# [EXERCISE GOAL]
What is needed is the number of lines below that contain the word "structured", with no other output.

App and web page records
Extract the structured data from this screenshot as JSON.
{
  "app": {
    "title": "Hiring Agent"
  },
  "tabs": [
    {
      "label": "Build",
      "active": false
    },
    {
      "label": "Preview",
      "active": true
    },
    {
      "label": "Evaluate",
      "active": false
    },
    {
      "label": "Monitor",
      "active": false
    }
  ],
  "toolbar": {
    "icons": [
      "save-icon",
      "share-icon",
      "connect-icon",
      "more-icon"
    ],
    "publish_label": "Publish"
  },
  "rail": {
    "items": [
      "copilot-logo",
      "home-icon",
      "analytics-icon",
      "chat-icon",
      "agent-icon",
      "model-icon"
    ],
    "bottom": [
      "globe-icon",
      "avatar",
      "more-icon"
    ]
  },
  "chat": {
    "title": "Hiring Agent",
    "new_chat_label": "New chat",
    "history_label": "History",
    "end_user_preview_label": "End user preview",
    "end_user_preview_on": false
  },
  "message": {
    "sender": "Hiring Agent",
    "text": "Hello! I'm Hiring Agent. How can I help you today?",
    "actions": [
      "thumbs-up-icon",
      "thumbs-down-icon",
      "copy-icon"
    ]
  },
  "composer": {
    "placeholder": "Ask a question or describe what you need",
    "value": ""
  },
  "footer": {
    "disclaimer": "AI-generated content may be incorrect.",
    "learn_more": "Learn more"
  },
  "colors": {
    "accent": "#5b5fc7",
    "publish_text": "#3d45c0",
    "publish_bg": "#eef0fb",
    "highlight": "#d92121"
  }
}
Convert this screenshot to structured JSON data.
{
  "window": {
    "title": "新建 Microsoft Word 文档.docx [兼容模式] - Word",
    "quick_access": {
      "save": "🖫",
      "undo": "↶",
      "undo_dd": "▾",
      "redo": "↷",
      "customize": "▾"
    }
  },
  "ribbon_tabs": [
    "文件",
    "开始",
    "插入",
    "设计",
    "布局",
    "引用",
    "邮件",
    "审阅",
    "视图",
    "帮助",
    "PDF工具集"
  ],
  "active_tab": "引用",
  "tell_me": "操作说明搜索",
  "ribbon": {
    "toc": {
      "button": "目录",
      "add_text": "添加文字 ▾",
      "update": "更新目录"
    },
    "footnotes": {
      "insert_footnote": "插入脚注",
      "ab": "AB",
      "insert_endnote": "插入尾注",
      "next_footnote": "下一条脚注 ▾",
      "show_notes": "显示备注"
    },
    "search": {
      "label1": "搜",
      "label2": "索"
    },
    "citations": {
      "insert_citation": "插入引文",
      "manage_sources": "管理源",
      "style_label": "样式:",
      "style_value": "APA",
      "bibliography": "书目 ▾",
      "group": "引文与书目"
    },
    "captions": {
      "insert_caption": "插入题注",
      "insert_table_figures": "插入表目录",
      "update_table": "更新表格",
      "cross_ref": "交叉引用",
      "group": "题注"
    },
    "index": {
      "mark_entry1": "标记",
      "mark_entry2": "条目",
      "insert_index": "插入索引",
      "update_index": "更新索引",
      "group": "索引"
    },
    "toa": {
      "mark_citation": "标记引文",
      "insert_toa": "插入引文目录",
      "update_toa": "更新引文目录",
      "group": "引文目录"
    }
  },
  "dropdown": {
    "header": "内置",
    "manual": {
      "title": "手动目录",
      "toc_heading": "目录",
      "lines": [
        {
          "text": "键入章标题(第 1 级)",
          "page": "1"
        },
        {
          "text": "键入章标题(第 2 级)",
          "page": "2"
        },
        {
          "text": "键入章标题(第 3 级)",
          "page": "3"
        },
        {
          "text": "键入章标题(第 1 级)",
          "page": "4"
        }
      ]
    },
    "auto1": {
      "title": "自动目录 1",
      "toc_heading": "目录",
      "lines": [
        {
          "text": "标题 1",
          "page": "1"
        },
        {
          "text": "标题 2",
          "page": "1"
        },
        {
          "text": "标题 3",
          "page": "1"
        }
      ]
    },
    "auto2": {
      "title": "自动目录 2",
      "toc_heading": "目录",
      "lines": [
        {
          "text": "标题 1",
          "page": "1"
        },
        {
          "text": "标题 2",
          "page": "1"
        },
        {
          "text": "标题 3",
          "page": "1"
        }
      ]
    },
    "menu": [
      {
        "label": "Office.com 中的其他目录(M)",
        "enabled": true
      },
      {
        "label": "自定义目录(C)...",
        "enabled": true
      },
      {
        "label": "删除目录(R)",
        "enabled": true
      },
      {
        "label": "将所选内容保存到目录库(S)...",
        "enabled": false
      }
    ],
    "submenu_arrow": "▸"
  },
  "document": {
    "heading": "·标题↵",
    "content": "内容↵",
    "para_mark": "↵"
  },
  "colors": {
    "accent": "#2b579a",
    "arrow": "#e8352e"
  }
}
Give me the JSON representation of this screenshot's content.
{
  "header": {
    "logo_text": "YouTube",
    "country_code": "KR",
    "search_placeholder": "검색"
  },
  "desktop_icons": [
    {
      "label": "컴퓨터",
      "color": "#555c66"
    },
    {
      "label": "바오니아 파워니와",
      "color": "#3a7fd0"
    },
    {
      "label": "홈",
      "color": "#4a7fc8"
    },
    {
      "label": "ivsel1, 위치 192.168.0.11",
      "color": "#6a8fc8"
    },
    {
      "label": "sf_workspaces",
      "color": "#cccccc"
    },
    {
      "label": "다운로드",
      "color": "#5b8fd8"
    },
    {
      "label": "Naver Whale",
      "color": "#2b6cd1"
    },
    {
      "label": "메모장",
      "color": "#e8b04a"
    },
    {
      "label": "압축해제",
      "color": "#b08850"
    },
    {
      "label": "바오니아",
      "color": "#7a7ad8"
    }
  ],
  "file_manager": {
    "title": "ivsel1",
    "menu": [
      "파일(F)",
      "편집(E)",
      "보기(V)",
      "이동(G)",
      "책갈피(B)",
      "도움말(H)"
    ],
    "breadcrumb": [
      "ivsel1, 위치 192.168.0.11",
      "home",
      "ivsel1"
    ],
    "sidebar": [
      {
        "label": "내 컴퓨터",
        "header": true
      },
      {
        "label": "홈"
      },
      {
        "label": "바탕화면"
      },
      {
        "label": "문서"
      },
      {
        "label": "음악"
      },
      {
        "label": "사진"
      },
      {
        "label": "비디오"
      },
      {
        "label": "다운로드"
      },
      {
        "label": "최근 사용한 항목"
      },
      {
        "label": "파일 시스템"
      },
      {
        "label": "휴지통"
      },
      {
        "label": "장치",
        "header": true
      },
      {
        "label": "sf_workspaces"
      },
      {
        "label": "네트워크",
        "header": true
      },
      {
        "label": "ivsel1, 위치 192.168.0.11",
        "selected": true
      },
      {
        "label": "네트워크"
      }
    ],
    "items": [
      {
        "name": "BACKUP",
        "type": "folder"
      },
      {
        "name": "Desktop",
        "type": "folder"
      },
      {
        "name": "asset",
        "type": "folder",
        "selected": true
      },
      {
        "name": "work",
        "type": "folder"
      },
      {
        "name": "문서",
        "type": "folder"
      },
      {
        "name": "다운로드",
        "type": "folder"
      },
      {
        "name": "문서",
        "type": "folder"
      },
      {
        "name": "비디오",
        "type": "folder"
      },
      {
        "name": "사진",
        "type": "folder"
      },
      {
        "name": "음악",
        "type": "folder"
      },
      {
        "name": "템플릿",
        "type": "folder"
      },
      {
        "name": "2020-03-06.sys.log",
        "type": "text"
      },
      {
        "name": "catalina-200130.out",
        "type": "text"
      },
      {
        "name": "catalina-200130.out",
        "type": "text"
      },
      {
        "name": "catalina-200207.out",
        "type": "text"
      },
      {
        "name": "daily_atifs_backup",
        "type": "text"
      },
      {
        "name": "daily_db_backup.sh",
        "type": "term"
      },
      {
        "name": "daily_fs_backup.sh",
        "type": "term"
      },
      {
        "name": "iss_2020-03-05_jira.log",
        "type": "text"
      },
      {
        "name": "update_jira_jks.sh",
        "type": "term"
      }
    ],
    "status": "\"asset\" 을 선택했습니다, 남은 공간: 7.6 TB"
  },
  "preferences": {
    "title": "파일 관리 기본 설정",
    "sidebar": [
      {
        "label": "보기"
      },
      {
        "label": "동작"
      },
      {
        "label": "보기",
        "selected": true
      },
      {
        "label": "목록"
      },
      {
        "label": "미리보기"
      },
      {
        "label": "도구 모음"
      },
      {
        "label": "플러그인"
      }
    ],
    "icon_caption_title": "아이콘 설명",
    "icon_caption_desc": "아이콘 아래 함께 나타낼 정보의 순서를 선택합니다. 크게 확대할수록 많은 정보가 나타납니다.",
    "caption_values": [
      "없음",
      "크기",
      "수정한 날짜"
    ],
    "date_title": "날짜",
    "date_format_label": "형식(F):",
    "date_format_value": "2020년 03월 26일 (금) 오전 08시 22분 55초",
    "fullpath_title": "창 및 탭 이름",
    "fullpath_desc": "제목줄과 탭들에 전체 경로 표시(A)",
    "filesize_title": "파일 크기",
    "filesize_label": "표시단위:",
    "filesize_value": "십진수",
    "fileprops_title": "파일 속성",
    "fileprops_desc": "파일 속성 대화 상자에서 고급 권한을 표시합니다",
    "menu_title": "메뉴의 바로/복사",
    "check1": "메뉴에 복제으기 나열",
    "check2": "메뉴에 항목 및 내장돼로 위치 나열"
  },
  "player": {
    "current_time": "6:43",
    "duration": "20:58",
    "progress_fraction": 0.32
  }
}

# [YOUR RESPONSE]
2